**Work order:**
An exact reproduction of all the entries below is required.

**Supplied information:**
"""

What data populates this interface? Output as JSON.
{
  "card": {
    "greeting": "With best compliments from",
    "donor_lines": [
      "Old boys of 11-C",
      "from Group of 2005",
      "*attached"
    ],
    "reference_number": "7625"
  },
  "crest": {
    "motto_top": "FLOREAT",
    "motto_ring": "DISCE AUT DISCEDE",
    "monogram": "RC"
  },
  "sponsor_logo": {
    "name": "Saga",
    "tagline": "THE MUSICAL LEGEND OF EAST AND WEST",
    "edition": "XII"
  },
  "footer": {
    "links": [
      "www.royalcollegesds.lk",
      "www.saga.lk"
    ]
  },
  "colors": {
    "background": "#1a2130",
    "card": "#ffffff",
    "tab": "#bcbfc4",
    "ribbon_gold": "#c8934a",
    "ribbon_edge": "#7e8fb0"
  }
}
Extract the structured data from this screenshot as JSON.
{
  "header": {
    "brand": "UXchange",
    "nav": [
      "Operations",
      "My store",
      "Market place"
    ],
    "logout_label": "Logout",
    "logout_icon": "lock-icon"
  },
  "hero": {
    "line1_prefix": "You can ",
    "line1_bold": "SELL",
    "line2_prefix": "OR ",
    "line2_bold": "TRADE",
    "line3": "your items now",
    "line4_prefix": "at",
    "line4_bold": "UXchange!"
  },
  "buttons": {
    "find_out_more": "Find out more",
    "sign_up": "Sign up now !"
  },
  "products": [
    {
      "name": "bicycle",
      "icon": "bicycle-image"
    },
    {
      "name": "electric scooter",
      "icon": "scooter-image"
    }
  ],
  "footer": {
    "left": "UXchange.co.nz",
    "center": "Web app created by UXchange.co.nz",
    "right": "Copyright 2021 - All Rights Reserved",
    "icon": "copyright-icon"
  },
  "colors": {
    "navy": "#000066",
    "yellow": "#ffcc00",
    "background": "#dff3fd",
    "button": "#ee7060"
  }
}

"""

**Answer to the exercise:**
What data populates this interface? Output as JSON.
{
  "card": {
    "greeting": "With best compliments from",
    "donor_lines": [
      "Old boys of 11-C",
      "from Group of 2005",
      "*attached"
    ],
    "reference_number": "7625"
  },
  "crest": {
    "motto_top": "FLOREAT",
    "motto_ring": "DISCE AUT DISCEDE",
    "monogram": "RC"
  },
  "sponsor_logo": {
    "name": "Saga",
    "tagline": "THE MUSICAL LEGEND OF EAST AND WEST",
    "edition": "XII"
  },
  "footer": {
    "links": [
      "www.royalcollegesds.lk",
      "www.saga.lk"
    ]
  },
  "colors": {
    "background": "#1a2130",
    "card": "#ffffff",
    "tab": "#bcbfc4",
    "ribbon_gold": "#c8934a",
    "ribbon_edge": "#7e8fb0"
  }
}
Extract the structured data from this screenshot as JSON.
{
  "header": {
    "brand": "UXchange",
    "nav": [
      "Operations",
      "My store",
      "Market place"
    ],
    "logout_label": "Logout",
    "logout_icon": "lock-icon"
  },
  "hero": {
    "line1_prefix": "You can ",
    "line1_bold": "SELL",
    "line2_prefix": "OR ",
    "line2_bold": "TRADE",
    "line3": "your items now",
    "line4_prefix": "at",
    "line4_bold": "UXchange!"
  },
  "buttons": {
    "find_out_more": "Find out more",
    "sign_up": "Sign up now !"
  },
  "products": [
    {
      "name": "bicycle",
      "icon": "bicycle-image"
    },
    {
      "name": "electric scooter",
      "icon": "scooter-image"
    }
  ],
  "footer": {
    "left": "UXchange.co.nz",
    "center": "Web app created by UXchange.co.nz",
    "right": "Copyright 2021 - All Rights Reserved",
    "icon": "copyright-icon"
  },
  "colors": {
    "navy": "#000066",
    "yellow": "#ffcc00",
    "background": "#dff3fd",
    "button": "#ee7060"
  }
}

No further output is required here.